> Record extracts:

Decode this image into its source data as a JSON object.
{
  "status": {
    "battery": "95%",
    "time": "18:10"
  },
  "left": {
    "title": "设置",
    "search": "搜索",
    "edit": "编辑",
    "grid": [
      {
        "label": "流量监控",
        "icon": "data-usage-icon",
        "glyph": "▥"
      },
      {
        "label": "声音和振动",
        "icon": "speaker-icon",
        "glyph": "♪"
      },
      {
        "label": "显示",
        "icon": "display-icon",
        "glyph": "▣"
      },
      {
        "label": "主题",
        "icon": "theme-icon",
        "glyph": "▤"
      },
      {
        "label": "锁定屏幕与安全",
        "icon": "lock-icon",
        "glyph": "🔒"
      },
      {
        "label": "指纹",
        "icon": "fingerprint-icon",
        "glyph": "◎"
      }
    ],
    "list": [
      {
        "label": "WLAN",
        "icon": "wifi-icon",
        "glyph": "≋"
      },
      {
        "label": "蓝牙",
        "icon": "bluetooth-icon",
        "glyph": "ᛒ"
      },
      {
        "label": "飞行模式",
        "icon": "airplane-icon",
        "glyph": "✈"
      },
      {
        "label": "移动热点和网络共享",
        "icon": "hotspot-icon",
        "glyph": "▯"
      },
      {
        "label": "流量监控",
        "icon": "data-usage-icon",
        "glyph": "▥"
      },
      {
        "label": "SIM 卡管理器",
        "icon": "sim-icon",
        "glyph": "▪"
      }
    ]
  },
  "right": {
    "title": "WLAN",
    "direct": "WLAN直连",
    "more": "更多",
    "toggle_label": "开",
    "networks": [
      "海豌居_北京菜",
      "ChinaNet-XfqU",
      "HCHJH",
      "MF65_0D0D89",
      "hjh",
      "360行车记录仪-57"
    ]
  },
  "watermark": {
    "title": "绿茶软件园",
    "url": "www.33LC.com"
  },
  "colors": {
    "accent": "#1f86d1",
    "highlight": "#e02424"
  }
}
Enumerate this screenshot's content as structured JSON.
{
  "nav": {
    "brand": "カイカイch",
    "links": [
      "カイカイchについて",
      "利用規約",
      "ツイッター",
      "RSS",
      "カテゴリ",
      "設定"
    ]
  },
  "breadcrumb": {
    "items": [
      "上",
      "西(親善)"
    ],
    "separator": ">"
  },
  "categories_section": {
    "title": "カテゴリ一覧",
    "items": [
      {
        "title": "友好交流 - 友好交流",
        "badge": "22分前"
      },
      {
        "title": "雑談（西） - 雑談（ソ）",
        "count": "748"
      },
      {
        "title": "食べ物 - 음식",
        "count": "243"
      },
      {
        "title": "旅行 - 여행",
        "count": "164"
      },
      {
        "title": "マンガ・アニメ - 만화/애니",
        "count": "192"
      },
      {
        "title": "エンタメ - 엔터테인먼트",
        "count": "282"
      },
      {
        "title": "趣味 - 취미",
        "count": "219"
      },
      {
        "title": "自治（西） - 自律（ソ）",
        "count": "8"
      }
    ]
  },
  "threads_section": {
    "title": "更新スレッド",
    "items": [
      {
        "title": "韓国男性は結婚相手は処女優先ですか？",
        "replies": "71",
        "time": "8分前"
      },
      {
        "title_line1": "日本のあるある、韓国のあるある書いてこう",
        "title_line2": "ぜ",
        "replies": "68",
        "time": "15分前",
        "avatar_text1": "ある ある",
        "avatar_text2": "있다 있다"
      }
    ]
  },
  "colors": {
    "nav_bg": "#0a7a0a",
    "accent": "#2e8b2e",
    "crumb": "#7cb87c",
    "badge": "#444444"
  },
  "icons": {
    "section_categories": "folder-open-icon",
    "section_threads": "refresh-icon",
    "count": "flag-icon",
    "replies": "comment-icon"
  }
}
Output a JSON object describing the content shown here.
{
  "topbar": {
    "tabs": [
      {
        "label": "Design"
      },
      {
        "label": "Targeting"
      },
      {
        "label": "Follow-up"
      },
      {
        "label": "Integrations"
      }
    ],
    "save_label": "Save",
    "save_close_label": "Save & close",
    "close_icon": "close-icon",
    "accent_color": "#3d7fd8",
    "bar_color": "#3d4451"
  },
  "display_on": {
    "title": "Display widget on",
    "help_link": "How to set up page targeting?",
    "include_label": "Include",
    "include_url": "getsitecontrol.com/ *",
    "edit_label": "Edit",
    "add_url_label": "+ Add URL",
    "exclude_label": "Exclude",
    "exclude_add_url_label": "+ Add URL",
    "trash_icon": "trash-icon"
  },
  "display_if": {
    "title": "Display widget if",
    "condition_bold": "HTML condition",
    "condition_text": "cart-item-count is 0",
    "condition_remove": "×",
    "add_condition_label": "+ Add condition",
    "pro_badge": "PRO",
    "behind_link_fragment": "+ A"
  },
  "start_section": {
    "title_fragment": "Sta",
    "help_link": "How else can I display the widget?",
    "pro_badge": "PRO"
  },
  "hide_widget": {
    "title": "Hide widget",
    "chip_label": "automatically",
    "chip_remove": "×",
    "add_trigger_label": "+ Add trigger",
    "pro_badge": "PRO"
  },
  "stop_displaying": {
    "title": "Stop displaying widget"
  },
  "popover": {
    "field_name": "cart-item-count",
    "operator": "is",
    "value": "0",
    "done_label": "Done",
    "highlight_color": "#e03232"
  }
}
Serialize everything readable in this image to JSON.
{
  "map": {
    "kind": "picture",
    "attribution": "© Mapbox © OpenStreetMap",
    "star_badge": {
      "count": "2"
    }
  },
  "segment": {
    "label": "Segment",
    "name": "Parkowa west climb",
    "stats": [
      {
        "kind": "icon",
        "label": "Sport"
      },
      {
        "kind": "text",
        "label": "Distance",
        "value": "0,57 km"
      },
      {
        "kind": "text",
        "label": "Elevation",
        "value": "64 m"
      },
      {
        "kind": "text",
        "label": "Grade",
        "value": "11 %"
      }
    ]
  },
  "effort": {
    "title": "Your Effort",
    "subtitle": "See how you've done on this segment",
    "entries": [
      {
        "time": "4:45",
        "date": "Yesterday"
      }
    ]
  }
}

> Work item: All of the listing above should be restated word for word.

> Reply to the exercise:
Decode this image into its source data as a JSON object.
{
  "status": {
    "battery": "95%",
    "time": "18:10"
  },
  "left": {
    "title": "设置",
    "search": "搜索",
    "edit": "编辑",
    "grid": [
      {
        "label": "流量监控",
        "icon": "data-usage-icon",
        "glyph": "▥"
      },
      {
        "label": "声音和振动",
        "icon": "speaker-icon",
        "glyph": "♪"
      },
      {
        "label": "显示",
        "icon": "display-icon",
        "glyph": "▣"
      },
      {
        "label": "主题",
        "icon": "theme-icon",
        "glyph": "▤"
      },
      {
        "label": "锁定屏幕与安全",
        "icon": "lock-icon",
        "glyph": "🔒"
      },
      {
        "label": "指纹",
        "icon": "fingerprint-icon",
        "glyph": "◎"
      }
    ],
    "list": [
      {
        "label": "WLAN",
        "icon": "wifi-icon",
        "glyph": "≋"
      },
      {
        "label": "蓝牙",
        "icon": "bluetooth-icon",
        "glyph": "ᛒ"
      },
      {
        "label": "飞行模式",
        "icon": "airplane-icon",
        "glyph": "✈"
      },
      {
        "label": "移动热点和网络共享",
        "icon": "hotspot-icon",
        "glyph": "▯"
      },
      {
        "label": "流量监控",
        "icon": "data-usage-icon",
        "glyph": "▥"
      },
      {
        "label": "SIM 卡管理器",
        "icon": "sim-icon",
        "glyph": "▪"
      }
    ]
  },
  "right": {
    "title": "WLAN",
    "direct": "WLAN直连",
    "more": "更多",
    "toggle_label": "开",
    "networks": [
      "海豌居_北京菜",
      "ChinaNet-XfqU",
      "HCHJH",
      "MF65_0D0D89",
      "hjh",
      "360行车记录仪-57"
    ]
  },
  "watermark": {
    "title": "绿茶软件园",
    "url": "www.33LC.com"
  },
  "colors": {
    "accent": "#1f86d1",
    "highlight": "#e02424"
  }
}
Enumerate this screenshot's content as structured JSON.
{
  "nav": {
    "brand": "カイカイch",
    "links": [
      "カイカイchについて",
      "利用規約",
      "ツイッター",
      "RSS",
      "カテゴリ",
      "設定"
    ]
  },
  "breadcrumb": {
    "items": [
      "上",
      "西(親善)"
    ],
    "separator": ">"
  },
  "categories_section": {
    "title": "カテゴリ一覧",
    "items": [
      {
        "title": "友好交流 - 友好交流",
        "badge": "22分前"
      },
      {
        "title": "雑談（西） - 雑談（ソ）",
        "count": "748"
      },
      {
        "title": "食べ物 - 음식",
        "count": "243"
      },
      {
        "title": "旅行 - 여행",
        "count": "164"
      },
      {
        "title": "マンガ・アニメ - 만화/애니",
        "count": "192"
      },
      {
        "title": "エンタメ - 엔터테인먼트",
        "count": "282"
      },
      {
        "title": "趣味 - 취미",
        "count": "219"
      },
      {
        "title": "自治（西） - 自律（ソ）",
        "count": "8"
      }
    ]
  },
  "threads_section": {
    "title": "更新スレッド",
    "items": [
      {
        "title": "韓国男性は結婚相手は処女優先ですか？",
        "replies": "71",
        "time": "8分前"
      },
      {
        "title_line1": "日本のあるある、韓国のあるある書いてこう",
        "title_line2": "ぜ",
        "replies": "68",
        "time": "15分前",
        "avatar_text1": "ある ある",
        "avatar_text2": "있다 있다"
      }
    ]
  },
  "colors": {
    "nav_bg": "#0a7a0a",
    "accent": "#2e8b2e",
    "crumb": "#7cb87c",
    "badge": "#444444"
  },
  "icons": {
    "section_categories": "folder-open-icon",
    "section_threads": "refresh-icon",
    "count": "flag-icon",
    "replies": "comment-icon"
  }
}
Output a JSON object describing the content shown here.
{
  "topbar": {
    "tabs": [
      {
        "label": "Design"
      },
      {
        "label": "Targeting"
      },
      {
        "label": "Follow-up"
      },
      {
        "label": "Integrations"
      }
    ],
    "save_label": "Save",
    "save_close_label": "Save & close",
    "close_icon": "close-icon",
    "accent_color": "#3d7fd8",
    "bar_color": "#3d4451"
  },
  "display_on": {
    "title": "Display widget on",
    "help_link": "How to set up page targeting?",
    "include_label": "Include",
    "include_url": "getsitecontrol.com/ *",
    "edit_label": "Edit",
    "add_url_label": "+ Add URL",
    "exclude_label": "Exclude",
    "exclude_add_url_label": "+ Add URL",
    "trash_icon": "trash-icon"
  },
  "display_if": {
    "title": "Display widget if",
    "condition_bold": "HTML condition",
    "condition_text": "cart-item-count is 0",
    "condition_remove": "×",
    "add_condition_label": "+ Add condition",
    "pro_badge": "PRO",
    "behind_link_fragment": "+ A"
  },
  "start_section": {
    "title_fragment": "Sta",
    "help_link": "How else can I display the widget?",
    "pro_badge": "PRO"
  },
  "hide_widget": {
    "title": "Hide widget",
    "chip_label": "automatically",
    "chip_remove": "×",
    "add_trigger_label": "+ Add trigger",
    "pro_badge": "PRO"
  },
  "stop_displaying": {
    "title": "Stop displaying widget"
  },
  "popover": {
    "field_name": "cart-item-count",
    "operator": "is",
    "value": "0",
    "done_label": "Done",
    "highlight_color": "#e03232"
  }
}
Serialize everything readable in this image to JSON.
{
  "map": {
    "kind": "picture",
    "attribution": "© Mapbox © OpenStreetMap",
    "star_badge": {
      "count": "2"
    }
  },
  "segment": {
    "label": "Segment",
    "name": "Parkowa west climb",
    "stats": [
      {
        "kind": "icon",
        "label": "Sport"
      },
      {
        "kind": "text",
        "label": "Distance",
        "value": "0,57 km"
      },
      {
        "kind": "text",
        "label": "Elevation",
        "value": "64 m"
      },
      {
        "kind": "text",
        "label": "Grade",
        "value": "11 %"
      }
    ]
  },
  "effort": {
    "title": "Your Effort",
    "subtitle": "See how you've done on this segment",
    "entries": [
      {
        "time": "4:45",
        "date": "Yesterday"
      }
    ]
  }
}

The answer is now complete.